And as much as most folks dislike the strong-arm tactics used by Stern and his ownership group, even when they were a splintered group, their one-minded focus never wavered -- to tilt the scales of the new CBA significantly more in their favor.
That's why when talks began in July, they came at the union with so many ridiculous demands and requests.
A hard cap? Come on. Nobody, including the owners, ever thought that had a chance of sticking.
The owners knew they would move off such silly requests, and could then legitimately claim that they were indeed trying to meet the union halfway -- even if they took about five steps back before the bargaining sessions began.
Meanwhile, the union came into the bargaining session the way most do -- looking to negotiate. Big mistake.
The owners have totally taken advantage of the union's willingness to deal, and in return have already won this battle and right now are simply trying to run up the score.
Stern has made a couple mea culpas of his own (he offered the 50-50 split way too soon), but for the most part has played the heavy throughout these negotiations, while the union has seemingly been on its heels trying to gain some footing, some semblance of leverage.
Fisher talked about the desire to give on the economics so that the players would, in return, get a break on system-related issues from the owners.
It sounds good, and it's certainly the right way to approach things if you're in a fair fight. But these owners are not interested in doing what is good or right.

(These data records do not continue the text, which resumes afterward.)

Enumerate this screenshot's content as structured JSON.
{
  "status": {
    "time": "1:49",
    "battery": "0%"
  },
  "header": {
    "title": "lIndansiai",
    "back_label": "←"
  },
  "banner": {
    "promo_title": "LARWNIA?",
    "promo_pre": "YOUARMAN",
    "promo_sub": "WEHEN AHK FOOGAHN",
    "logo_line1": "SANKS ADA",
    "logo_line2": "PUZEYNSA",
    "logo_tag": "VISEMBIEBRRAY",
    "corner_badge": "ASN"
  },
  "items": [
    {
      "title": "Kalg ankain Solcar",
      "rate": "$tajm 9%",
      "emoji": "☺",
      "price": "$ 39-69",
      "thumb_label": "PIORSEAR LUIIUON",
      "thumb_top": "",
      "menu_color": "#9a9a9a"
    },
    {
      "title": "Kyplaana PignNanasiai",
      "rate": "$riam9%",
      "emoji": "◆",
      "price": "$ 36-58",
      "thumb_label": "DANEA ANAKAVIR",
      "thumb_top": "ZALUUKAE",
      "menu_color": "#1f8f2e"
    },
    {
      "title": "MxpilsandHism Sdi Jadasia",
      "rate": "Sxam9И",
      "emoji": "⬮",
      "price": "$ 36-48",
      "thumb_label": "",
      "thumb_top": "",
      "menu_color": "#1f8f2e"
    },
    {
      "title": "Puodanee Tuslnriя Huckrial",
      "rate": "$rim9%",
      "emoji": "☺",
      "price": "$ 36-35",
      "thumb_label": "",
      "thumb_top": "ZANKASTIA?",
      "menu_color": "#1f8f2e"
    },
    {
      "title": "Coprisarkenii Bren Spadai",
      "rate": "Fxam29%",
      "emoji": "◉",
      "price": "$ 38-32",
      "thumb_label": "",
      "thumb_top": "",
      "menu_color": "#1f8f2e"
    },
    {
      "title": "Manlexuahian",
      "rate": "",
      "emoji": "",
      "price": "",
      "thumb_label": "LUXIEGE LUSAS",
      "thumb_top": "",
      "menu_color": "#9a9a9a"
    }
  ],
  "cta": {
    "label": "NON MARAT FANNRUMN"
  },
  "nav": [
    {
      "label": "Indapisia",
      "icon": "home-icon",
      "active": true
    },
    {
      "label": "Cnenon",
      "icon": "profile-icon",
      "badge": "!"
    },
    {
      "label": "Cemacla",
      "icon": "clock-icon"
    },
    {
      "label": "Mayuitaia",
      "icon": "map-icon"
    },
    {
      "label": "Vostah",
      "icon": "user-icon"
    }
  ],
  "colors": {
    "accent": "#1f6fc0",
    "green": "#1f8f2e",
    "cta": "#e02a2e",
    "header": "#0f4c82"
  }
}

And this fight never has been, and frankly, never will be a fair one.
You don't get these kind of lopsided results in a fair fight. Take a look at the score card:
Basketball Related Income - owners win.
Contract lengths - owners win.
Luxury tax system - owners win.
Annual raises - owners win.
Sign-and-trades - owners win.
Pick an issue, any issue, and the winner in just about every instance has been the owners. But as the union's lead counsel Jeffrey Kessler pointed out, coming out ahead is not enough for these owners.
"The big story is they want it all," Kessler said.
He's right. And the only shot that the players have at this point in avoiding that, is to take the deal that's currently on the table.
Whether Stern's bluffing about taking the current deal off the table by Wednesday remains to be seen.
But multiple sources contacted this past week and again this weekend, have all indicated that the deal on the table for the union will only get worse if the players don't take it.
"Even if there was a desire to sweeten the deal, that's not going to happen because of all the lost games," said one Western Conference front-office executive. "The players are in a tough spot. They know it, and so do the owners. That's why the squeeze is on."
While it's clear that the players have lost this battle, they still have the potential to completely change up the game by de-certifying the union which would expose the NBA to a host of potential anti-trust lawsuits.
But here's the problem with that course of action. Because such a move would put the players fate in the courts and cause an unbelievable amount of chaos for all involved, it would take months before things were settled.
And time is the one thing players don't have on their side.
So there is the potential for them to de-certify, start the process involved with that, only to have the NBA come around and give them some of the concessions they were looking for -- and still wind up losing an entire season.
And guess who the fans would blame for that? The players. Once again, the owners would come out as winners.
"They want a win, win, win, win," said Kessler, who declined to discuss the union's options if they turned down Stern's proposal. "We wanted to compromise. They're not giving the players a lot of choice."